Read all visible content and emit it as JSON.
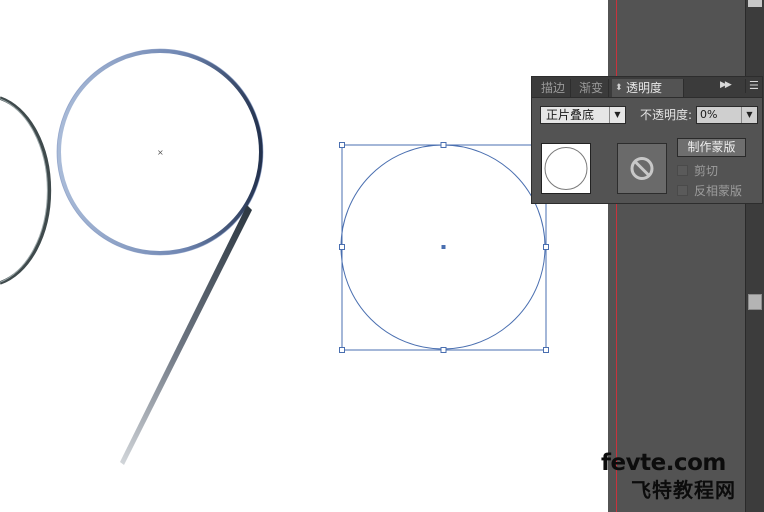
{
  "panel": {
    "tabs": [
      {
        "label": "描边",
        "active": false
      },
      {
        "label": "渐变",
        "active": false
      },
      {
        "label": "透明度",
        "active": true
      }
    ],
    "expand_icon": "double-chevron-right-icon",
    "menu_icon": "panel-menu-icon",
    "blend_mode": "正片叠底",
    "opacity_label": "不透明度:",
    "opacity_value": "0%",
    "make_mask_label": "制作蒙版",
    "clip_label": "剪切",
    "invert_mask_label": "反相蒙版",
    "clip_checked": false,
    "invert_checked": false
  },
  "watermark": {
    "line1": "fevte.com",
    "line2": "飞特教程网"
  },
  "colors": {
    "canvas_dark": "#535353",
    "guide": "#c8323c",
    "selection": "#4a6fb0"
  }
}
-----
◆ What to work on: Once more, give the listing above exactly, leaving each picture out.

◆ Answer for the task:
Read all visible content and emit it as JSON.
{
  "panel": {
    "tabs": [
      {
        "label": "描边",
        "active": false
      },
      {
        "label": "渐变",
        "active": false
      },
      {
        "label": "透明度",
        "active": true
      }
    ],
    "expand_icon": "double-chevron-right-icon",
    "menu_icon": "panel-menu-icon",
    "blend_mode": "正片叠底",
    "opacity_label": "不透明度:",
    "opacity_value": "0%",
    "make_mask_label": "制作蒙版",
    "clip_label": "剪切",
    "invert_mask_label": "反相蒙版",
    "clip_checked": false,
    "invert_checked": false
  },
  "watermark": {
    "line1": "fevte.com",
    "line2": "飞特教程网"
  },
  "colors": {
    "canvas_dark": "#535353",
    "guide": "#c8323c",
    "selection": "#4a6fb0"
  }
}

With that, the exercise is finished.